So what is short-row colorwork? Well, it’s colorwork created by short rows! But it’s so much more than that. Over the years that I’ve been developing this technique I’ve learnt a lot about placing the short rows and how they play together to create different effects.
Because that’s the key to my approach – rather than letting short rows be the guide, my method is a deliberate and intentional manipulation of the stitches.
When I started exploring short-row colorwork I found that existing methods didn’t suit my needs – namely sideways knit Hats with all the 3D shaping they need, especially at the crown. The methods I discovered were more organic in approach & worked beautifully for flat pieces, but they didn’t adapt well to 3D items.
When I design a Hat I start with the crown maths, regardless of which way I’m constructing it, as that determines the overall structure. If you start with the brim, or a stitch pattern, you tend to get stuck when incorporating the crown shaping into the pattern. Starting with the crown maths needs a different way of thinking, but it brings with it a fresh perspective and a more refined design. And it was no different when I started to explore short-row colorwork – to get a well fitting gorgeous Hat, I had to start by making the short rows work for both the crown shaping and the colorwork, and the technique grew from there.
Fabric integrity is key, and in the book I go into this in great length, with illustrated examples explaining how to ensure your project doesn’t distort. In a similar way to knitting lace, where you need the increases and decreases to balance each other, so it is with short-row colorwork. And just like lace, how you place those increases and decreases creates the pattern.
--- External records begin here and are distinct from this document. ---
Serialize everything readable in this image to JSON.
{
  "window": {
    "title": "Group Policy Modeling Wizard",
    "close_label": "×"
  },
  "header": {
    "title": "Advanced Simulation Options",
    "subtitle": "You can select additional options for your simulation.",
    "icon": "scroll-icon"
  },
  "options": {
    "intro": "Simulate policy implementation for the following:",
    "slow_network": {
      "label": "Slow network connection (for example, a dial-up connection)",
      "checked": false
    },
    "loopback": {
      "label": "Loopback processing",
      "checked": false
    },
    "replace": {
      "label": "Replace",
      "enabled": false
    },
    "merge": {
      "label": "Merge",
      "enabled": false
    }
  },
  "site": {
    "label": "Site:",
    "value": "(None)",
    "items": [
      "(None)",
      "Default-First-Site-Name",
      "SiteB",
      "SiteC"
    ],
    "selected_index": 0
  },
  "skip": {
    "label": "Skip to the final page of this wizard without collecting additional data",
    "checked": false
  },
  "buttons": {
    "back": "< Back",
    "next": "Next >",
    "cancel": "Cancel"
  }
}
A subtle shift in the placement of short shows can create an entirely different effect.
Short-row colourwork is a dynamic technique that creates beautiful fabric, full of movement and depth. I can’t wait to share more, I know you’ll love it!